Too much of anything is never a good thing, and the same is true when it comes to anxiety. So, if you find your child worrying a little too much, here is a resource which might just help him to focus on the positive:
Brave: Be Ready and Victory's Easy, a Story About Social Anxiety , by Marjie Knudsen and Jenne R. Henderson, Ph.D., is an eye-opening read for children between the ages of 9 and 12. There's so much to be anxious about at this age, when tweens are trying to navigate their way through the social scene and the increasing demands of school. A certain degree of anxiety is only natural, but what happens when the worry becomes a tidal wave rather than a ripple?
The moment Danny steps outside the comfort zone of his own home, anxiety sets in. At the bus stop, in the classroom, and everywhere else, there's something or someone to worry about. Until....he learns a valuable, yet oh so simple, lesson from a classmate's grandpa.
Mnemonic devices can work wonders for people of all ages, and this one certainly is no exception. How do we remember to be brave when anxiety sets in? Here you go -
Be Ready and Victory's Easy
It makes perfect sense.
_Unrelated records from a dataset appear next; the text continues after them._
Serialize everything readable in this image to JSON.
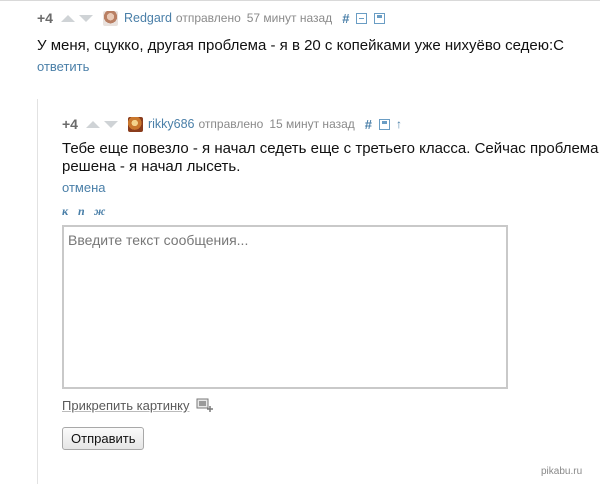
{
  "comment1": {
    "rating": "+4",
    "author": "Redgard",
    "sent": "отправлено",
    "time": "57 минут назад",
    "hash": "#",
    "text": "У меня, сцукко, другая проблема - я в 20 с копейками уже нихуёво седею:С",
    "reply_link": "ответить"
  },
  "comment2": {
    "rating": "+4",
    "author": "rikky686",
    "sent": "отправлено",
    "time": "15 минут назад",
    "hash": "#",
    "text_line1": "Тебе еще повезло - я начал седеть еще с третьего класса. Сейчас проблема",
    "text_line2": "решена - я начал лысеть.",
    "cancel_link": "отмена"
  },
  "format_buttons": [
    "к",
    "п",
    "ж"
  ],
  "reply_form": {
    "placeholder": "Введите текст сообщения...",
    "attach_label": "Прикрепить картинку",
    "submit_label": "Отправить"
  },
  "watermark": "pikabu.ru",
  "icons": {
    "vote_up": "triangle-up-icon",
    "vote_down": "triangle-down-icon",
    "collapse": "minus-box-icon",
    "save": "floppy-disk-icon",
    "parent": "arrow-up-icon",
    "attach": "image-add-icon"
  },
  "colors": {
    "link": "#4a7fa8",
    "meta": "#8a8a8a",
    "rating": "#6b6b6b"
  }
}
When you're prepared for things, you know how to respond without letting your emotions take over. It works in school, in social situations, and pretty much anywhere, anytime. And that's what Danny learns from a very special grandfather.
There's a lot more to this book than this one sentence, though. Every child will be able to relate to the real life situations Danny worries about. Adults might even learn a thing or two!
So, if your child is suffering with anxiety, why not give this book a try? At the very least, it will help her to see that she is not the only one who struggles to get through uncomfortable situations.
Please note that I am not a mental health professional, but this book was co-authored by one. While I do believe books can work wonders with people of all ages, one size certainly does not fit all families. Sometimes, individualized counseling is necessary. You know your child best, so please trust your instincts.
What I love most about this book is that it reminds us that fear and bravery are not mutually exclusive. We all have a little bit of each, don't we? The scale may not always be in perfect balance, but that's okay.
True bravery comes from the mind, not the muscle.
Here are some related posts:
- From Anxiety to Bravery Quotes
- Is Sheila Rae Really Brave?
- Rethinking "Don't Worry. Be Happy."
- More Anxiety Related Books